“It is a historic victory for the Greens, but also for the trans-emancipatory movement and for the entire queer community,” Ganserer said.
Slawik posted to Instagram saying, “Madness! I still can’t quite believe it, but with this historic election result I will definitely be a member of the next Bundestag.”
Prioritising LGBTQIA+ Rights
Ganserer has said her first priority in parliament is to make it easier for transgender and gender non-conforming people to change their gender on identity documents. Currently, a 1981 law named the “Transsexuality Law” requires a costly medical certificate to be provided in order to change a person’s gender. Ganserer, who has two sons, also wants to change legislation to allow lesbian mothers to adopt children.
Currently, under outdated laws that have not caught up with the legalisation of same-sex marriage, a married man can be automatically recognised as the father of a child even if he is not the biological parent under the concept of “fiktiver Vaterschaft”, or notional paternity, but a woman is not automatically recognised. This means that lesbian couples have to undergo a lengthy adoption process.
Slawik has called for Germany to take greater action against climate change, as well as create a national action plan against anti-LGBTQ+ violence and discrimination
Germany legalised same-sex marriage in 2017, and partially banned conversion therapy the same year. Earlier this year, surgeries performed on intersex babies at birth assigning them to a specific gender have also been banned, allowing children to make the decision themselves later in life.

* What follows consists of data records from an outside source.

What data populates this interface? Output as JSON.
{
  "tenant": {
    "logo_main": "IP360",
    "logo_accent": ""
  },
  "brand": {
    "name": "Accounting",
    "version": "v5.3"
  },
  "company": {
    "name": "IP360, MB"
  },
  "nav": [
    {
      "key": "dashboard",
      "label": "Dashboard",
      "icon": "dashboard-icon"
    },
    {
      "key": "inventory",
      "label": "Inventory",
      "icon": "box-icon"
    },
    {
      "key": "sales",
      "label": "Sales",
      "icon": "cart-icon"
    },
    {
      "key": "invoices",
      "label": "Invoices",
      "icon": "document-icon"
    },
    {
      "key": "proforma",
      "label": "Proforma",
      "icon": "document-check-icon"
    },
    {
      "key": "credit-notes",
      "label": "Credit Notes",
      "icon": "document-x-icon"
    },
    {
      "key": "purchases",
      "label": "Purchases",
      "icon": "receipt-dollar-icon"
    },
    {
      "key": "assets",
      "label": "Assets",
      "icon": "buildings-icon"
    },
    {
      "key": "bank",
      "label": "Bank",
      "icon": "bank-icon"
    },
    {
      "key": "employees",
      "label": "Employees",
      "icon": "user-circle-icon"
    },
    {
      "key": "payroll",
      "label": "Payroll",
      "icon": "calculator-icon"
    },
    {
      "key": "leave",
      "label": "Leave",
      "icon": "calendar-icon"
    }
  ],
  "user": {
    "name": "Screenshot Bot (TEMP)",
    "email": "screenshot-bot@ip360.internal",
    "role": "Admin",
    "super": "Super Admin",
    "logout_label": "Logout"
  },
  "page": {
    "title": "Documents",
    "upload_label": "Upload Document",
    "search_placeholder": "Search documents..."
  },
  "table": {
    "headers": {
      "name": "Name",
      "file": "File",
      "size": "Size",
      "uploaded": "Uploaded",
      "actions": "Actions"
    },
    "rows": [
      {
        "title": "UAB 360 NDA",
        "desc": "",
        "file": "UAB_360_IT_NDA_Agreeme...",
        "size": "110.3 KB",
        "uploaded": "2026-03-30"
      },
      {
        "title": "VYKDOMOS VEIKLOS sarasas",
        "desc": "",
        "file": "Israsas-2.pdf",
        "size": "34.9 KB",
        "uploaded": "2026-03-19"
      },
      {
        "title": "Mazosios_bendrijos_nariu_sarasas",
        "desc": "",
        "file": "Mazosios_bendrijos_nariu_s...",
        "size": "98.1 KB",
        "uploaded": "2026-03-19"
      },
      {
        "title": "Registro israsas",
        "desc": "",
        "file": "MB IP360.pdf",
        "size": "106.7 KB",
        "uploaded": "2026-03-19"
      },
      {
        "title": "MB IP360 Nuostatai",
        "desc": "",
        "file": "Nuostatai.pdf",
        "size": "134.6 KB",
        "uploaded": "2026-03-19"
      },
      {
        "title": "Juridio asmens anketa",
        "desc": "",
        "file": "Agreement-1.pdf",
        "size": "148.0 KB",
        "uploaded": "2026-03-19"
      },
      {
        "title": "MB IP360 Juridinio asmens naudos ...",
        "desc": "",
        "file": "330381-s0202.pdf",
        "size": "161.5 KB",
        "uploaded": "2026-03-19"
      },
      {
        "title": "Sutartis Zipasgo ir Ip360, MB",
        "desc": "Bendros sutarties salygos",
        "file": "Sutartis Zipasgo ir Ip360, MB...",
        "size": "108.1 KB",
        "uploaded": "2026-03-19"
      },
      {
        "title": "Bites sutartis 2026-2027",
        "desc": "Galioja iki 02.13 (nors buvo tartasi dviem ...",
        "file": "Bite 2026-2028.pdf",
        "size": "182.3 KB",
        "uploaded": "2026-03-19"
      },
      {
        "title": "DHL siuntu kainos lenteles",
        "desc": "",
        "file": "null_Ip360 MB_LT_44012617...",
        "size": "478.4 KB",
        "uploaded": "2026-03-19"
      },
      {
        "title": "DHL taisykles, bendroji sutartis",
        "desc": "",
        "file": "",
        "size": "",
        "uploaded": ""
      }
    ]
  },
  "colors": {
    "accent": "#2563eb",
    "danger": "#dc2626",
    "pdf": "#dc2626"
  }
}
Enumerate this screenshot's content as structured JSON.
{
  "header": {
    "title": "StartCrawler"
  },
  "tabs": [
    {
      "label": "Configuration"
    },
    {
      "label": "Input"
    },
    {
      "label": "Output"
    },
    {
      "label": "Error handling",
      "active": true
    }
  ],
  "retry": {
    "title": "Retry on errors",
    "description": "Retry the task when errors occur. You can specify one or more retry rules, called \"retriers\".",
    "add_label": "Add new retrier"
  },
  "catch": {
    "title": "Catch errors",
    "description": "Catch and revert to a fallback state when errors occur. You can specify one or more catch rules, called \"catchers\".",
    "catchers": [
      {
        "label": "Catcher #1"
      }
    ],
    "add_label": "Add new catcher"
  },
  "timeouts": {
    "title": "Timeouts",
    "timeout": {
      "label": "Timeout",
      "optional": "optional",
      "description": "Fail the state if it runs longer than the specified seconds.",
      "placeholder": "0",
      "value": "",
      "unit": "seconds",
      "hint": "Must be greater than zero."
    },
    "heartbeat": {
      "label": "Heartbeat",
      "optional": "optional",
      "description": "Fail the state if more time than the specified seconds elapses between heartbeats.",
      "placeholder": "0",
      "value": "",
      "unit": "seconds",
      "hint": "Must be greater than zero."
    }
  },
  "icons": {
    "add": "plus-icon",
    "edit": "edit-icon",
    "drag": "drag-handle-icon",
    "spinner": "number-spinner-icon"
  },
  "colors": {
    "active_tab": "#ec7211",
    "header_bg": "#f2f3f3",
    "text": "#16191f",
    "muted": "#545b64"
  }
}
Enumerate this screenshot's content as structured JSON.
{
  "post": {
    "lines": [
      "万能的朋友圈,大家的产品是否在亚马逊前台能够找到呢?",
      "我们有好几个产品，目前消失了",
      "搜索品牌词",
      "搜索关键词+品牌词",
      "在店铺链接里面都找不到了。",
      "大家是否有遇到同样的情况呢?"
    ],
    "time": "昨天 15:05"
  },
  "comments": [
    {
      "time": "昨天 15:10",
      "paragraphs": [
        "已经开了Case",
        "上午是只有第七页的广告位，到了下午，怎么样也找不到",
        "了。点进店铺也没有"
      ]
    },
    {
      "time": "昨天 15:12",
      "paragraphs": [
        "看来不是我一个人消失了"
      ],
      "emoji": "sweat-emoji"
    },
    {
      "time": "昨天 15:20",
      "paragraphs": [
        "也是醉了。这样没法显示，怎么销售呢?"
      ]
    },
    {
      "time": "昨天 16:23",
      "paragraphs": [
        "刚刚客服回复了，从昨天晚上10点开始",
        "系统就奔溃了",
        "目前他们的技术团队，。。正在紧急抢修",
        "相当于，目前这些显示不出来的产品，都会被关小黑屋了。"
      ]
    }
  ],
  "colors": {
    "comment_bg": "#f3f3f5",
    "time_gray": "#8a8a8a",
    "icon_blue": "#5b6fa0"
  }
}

It is hoped that the Social Democratic Party that narrowly won the German election, alongside the historic elections of Ganserer and Slawik, will amend a number of outdated laws affecting LGBTQIA+ people.